When getting started with investment, your first task is to establish your goals and your attitude to risk.
What are you investing for?
How long is your timeframe?
To what extent are you willing to trade investment risk for the possibility of greater financial return?
With these questions settled, your next task is to choose an investment manager. But what should you look for? And once you’ve made your choice, how can you review an existing manager on an ongoing basis?
The below criteria offer a checklist for the type of questions you might want to ask when assessing an investment manager.
If you have an existing relationship with the investment manager, did the portfolio produce the returns you expected or were they much worse (or better) than anticipated? If the returns were behind the agreed benchmark or goal, how did the portfolio fare relative to the peer group? Was the performance achieved by taking the appropriate (and agreed) level of risk? It is tempting to award the highest marks for achievement or ‘outperformance’, but performance must be measured with care and over a sensible timeframe.
Generating an agreed level of income from a portfolio is often a fundamental part of a manager’s role. If income was a requirement, how much income did the portfolio generate? Too much or too little, or the desired amount?
3. Implementation of policy
Are you happy that your manager is investing the portfolio in accordance with the agreed strategy? Is the investment policy still appropriate or does it need updating? Should you consider another investment approach to complement your existing strategy?
Is your manager part of a well-established organisation? Is the team stable?
5. Communication and administration
Do you get along with your investment manager? Are they efficient? Do you receive regular, clear reports and are they explained properly? Is the investment performance and process transparent or could your manager be concealing a poor investment?
While we are on the subject of transparency, what about the fees you are paying? Are they competitive and what is the true picture? Assessing the true cost of a portfolio can be confusing and historically there has been a lack of transparency across the industry. With legislation introduced by the European directive MiFID II, managers are now obliged to break down the total cost of investment management. This includes all charges that are added to the quoted annual management fee, such as broker commissions, administration, third-party fund fees and VAT. While these new reports should bring more clarity to the industry the new legislation is not definitive in acknowledging all the costs of investment. Your fund manager should be able to provide you with a summary of the total costs you have incurred or are likely to incur.
7. Corporate governance and stewardship
Are strong stewardship principles embedded in your fund manager’s investment philosophy and process? Does your manager engage regularly with company management and vote on your behalf? If they do, is there enough focus on how governance factors affect shareholder returns? If you have any ethical requirements, can your manager accurately meet them? Ask your manager for their voting record, ensure they are keeping up to date with industry practice and if you have ethical restrictions embedded in your investment policy, monitor and debate these issues regularly.
While putting effort into conducting this type of research may be time-consuming, it is well worth the effort if the result is long-term stability and a portfolio that is suitable for your investment goals.

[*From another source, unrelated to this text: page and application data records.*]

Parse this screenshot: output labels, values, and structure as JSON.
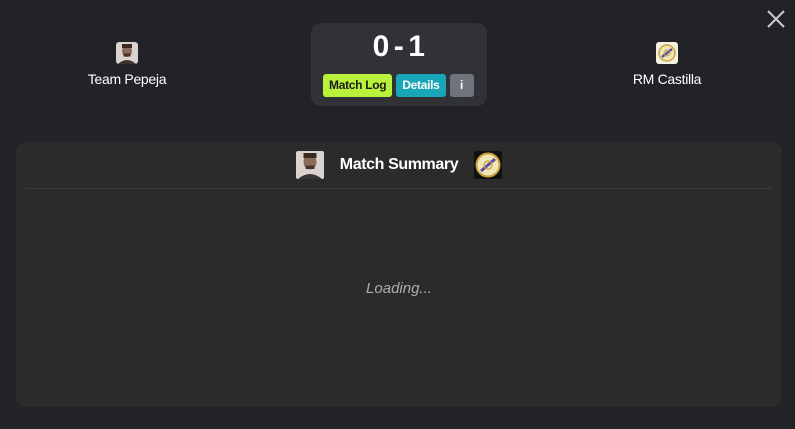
{
  "home_team": {
    "name": "Team Pepeja",
    "logo_icon": "player-portrait-icon"
  },
  "away_team": {
    "name": "RM Castilla",
    "logo_icon": "real-madrid-crest-icon"
  },
  "score": {
    "home": "0",
    "separator": "-",
    "away": "1"
  },
  "buttons": {
    "match_log": "Match Log",
    "details": "Details",
    "info": "i"
  },
  "summary": {
    "title": "Match Summary",
    "loading_text": "Loading..."
  },
  "colors": {
    "background": "#212326",
    "card": "#2b2b2b",
    "score_box": "#303236",
    "match_log": "#b9f23a",
    "details": "#19a6b8",
    "info": "#6d747c"
  },
  "close_icon": "close-icon"
}
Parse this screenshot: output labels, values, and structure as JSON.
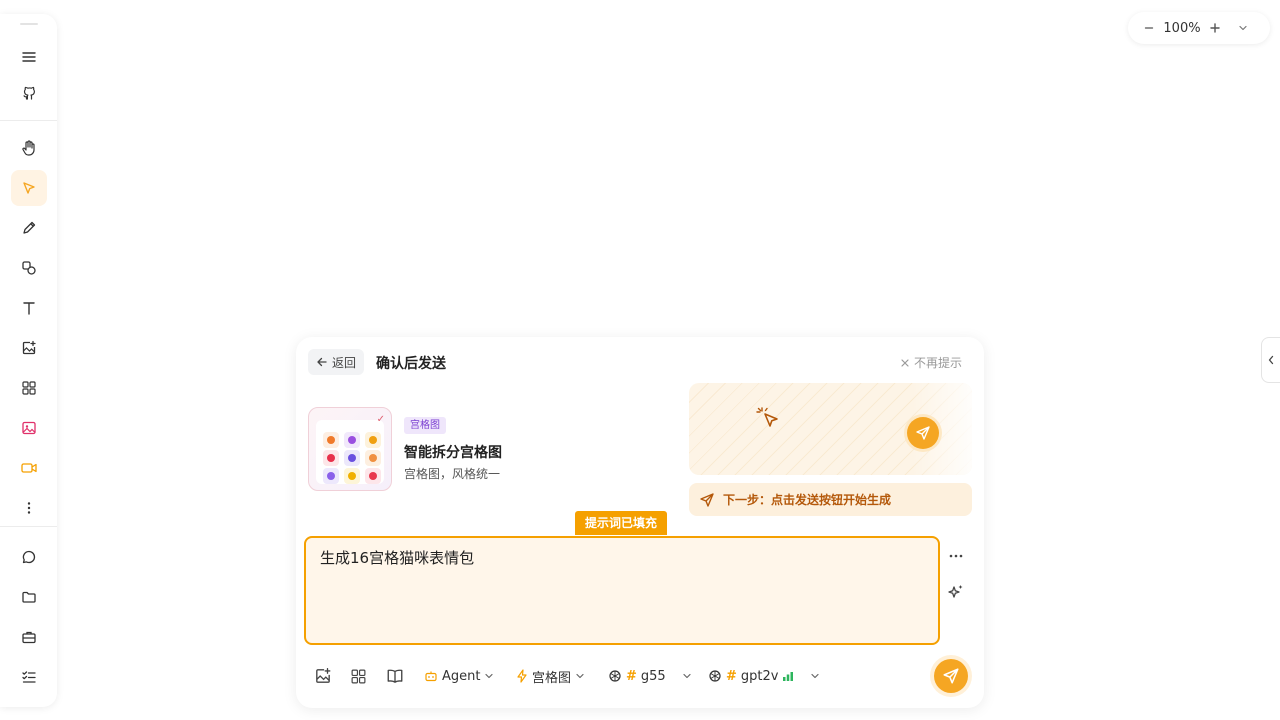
{
  "left_toolbar": {
    "tools": [
      {
        "name": "menu-icon"
      },
      {
        "name": "github-icon"
      },
      {
        "name": "hand-icon"
      },
      {
        "name": "pointer-icon",
        "active": true
      },
      {
        "name": "pencil-icon"
      },
      {
        "name": "shapes-icon"
      },
      {
        "name": "text-icon"
      },
      {
        "name": "image-add-icon"
      },
      {
        "name": "grid-icon"
      },
      {
        "name": "image-icon"
      },
      {
        "name": "video-icon"
      },
      {
        "name": "more-vertical-icon"
      },
      {
        "name": "chat-icon"
      },
      {
        "name": "folder-icon"
      },
      {
        "name": "briefcase-icon"
      },
      {
        "name": "checklist-icon"
      }
    ]
  },
  "zoom": {
    "value": "100%"
  },
  "panel": {
    "back_label": "返回",
    "title": "确认后发送",
    "dismiss_label": "不再提示",
    "card": {
      "tag": "宫格图",
      "title": "智能拆分宫格图",
      "subtitle": "宫格图，风格统一"
    },
    "hint_text": "下一步：点击发送按钮开始生成",
    "fill_badge": "提示词已填充",
    "prompt_value": "生成16宫格猫咪表情包",
    "bottom": {
      "agent_label": "Agent",
      "mode_label": "宫格图",
      "model1_label": "g55",
      "model2_label": "gpt2v"
    }
  },
  "colors": {
    "accent": "#f5a623",
    "accent_strong": "#f5a000",
    "hint_text": "#b4580a",
    "tag_purple": "#7b3fd1"
  }
}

With the right investment manager, these questions will be debated regularly and the burden of assessment should feel less overwhelming.